Ella continued to fight for social justice and equality for the rest of her life, including supporting the "Free Angela" campaign, speaking out for the Puerto Rican independence movement, and against South African apartheid. She passed away on her 83rd birthday, in 1986. She is memorialized by the Ella Baker Center for Human Rights; is on a US Postage stamp; and the [cont...]
Madam CJ Walker was an entrepreneur, philanthropist, and activist. She is remembered as a self made millionaire, and one of the most successful black business owners.
Born in 1867, in Delta, LA, Sarah Breedlove was the 5th of 6 children, but the first child to be born free, after the Emancipation Proclamation.
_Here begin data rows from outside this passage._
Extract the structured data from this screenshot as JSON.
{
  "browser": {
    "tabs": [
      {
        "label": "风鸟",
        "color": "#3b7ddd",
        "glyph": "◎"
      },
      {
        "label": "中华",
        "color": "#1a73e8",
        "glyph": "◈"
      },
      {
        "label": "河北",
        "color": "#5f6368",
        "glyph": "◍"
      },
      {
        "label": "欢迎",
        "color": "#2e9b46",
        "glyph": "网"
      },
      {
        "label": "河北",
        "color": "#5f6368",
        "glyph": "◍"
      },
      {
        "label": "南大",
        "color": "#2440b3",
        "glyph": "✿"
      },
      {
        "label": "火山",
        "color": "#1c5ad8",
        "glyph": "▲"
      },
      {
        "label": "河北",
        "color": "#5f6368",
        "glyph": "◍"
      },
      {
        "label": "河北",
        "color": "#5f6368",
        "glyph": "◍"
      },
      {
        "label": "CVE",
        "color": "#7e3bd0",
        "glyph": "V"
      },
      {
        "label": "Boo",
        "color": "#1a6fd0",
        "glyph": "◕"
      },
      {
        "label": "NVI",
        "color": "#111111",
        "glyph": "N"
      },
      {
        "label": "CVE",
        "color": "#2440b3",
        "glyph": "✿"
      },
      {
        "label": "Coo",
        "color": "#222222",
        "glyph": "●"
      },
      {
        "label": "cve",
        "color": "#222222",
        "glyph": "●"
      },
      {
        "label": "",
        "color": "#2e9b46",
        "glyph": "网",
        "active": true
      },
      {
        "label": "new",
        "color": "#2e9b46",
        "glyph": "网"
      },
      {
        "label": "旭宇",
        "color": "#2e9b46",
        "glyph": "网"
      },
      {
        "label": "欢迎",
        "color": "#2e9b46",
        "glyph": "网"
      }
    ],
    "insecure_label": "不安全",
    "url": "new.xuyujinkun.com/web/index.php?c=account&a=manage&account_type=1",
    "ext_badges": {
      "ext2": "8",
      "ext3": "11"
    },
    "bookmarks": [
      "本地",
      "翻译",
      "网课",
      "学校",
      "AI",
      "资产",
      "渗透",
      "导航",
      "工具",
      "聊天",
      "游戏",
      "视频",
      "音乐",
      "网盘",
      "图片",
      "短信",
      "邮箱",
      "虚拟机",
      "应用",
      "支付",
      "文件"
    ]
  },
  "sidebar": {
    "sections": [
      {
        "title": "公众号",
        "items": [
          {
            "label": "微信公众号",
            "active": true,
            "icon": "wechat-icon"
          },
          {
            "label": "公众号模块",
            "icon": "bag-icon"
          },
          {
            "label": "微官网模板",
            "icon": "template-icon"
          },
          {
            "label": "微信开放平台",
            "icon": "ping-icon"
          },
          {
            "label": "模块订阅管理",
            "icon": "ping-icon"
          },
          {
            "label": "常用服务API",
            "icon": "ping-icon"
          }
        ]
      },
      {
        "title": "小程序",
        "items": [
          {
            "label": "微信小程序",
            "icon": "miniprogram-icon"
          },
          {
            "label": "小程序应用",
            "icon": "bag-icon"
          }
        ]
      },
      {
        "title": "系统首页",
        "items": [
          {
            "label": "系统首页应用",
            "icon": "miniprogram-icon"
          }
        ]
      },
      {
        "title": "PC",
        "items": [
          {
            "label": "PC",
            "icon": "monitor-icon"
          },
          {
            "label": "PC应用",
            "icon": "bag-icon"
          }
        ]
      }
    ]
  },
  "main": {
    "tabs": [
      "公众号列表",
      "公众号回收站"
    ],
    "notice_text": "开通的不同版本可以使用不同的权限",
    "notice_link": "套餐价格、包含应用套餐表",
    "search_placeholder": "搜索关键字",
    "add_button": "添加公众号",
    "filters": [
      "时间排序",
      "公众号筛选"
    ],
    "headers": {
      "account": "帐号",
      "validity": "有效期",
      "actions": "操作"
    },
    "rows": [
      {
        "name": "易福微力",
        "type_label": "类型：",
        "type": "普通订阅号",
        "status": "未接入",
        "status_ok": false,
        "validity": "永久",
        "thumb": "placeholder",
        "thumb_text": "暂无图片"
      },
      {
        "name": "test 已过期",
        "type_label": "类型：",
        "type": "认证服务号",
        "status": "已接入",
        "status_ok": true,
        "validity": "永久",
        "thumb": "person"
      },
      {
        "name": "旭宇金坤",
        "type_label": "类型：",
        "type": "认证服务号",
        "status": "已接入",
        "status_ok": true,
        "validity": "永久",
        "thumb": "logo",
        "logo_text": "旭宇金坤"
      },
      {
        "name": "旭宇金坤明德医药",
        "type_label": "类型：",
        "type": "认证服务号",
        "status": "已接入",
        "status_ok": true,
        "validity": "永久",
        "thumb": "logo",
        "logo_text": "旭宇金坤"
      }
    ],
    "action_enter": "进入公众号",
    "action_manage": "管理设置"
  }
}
She was orphaned at the age of 7, and by age 14, she married for the first time. In 1885, she had a daughter. When her husband died 2 years later, she moved to St. Louis, where her brothers lived, working as barbers. She began to learn about hair care from them.
Sarah began working for Annie Turnbo Malone in 1905, a successful black haircare entrepreneur, as a commission agent. She moved to Denver, and using the knowledge she'd gleaned, began developing her own hair care products.
During this time, she remarried a man named Charles J. Walker, who worked in advertising. He encouraged her to brand herself as 'Madam CJ Walker" and together they traveled to promote her products and methods, which included her own shampoo and pomade, and brushing and using heated combs. She sold her products door to door, and began a mail order system. As the profits increased, Sarah and Charles moved to Pittsburgh, where they opened Lelia College, a beauty school named after her daughter. With A'lelia taking over operations in Pittsburgh, Sarah relocated to Indianapolis in 1910, setting up headquarters. She would open a factory, hair salon, a laboratory for research, and a beauty school to train her sales agents. She trained and employed thousands of women, encouraging their financial independence. Her products were advertised in magazines and newspapers, and her brand became well known throughout the country. It is believed that Sarah was among the first to hold a national convention for her sales agents, rewarding those with the most sales and the most charitable contributions in their community.
In 1913, Sarah and Charles divorced, and she began traveling to Latin America and the Caribbean, promoting her business. In 1916, she moved to New York. She became more involved in political matters, joining the NAACP, and lecturing at black [cont...]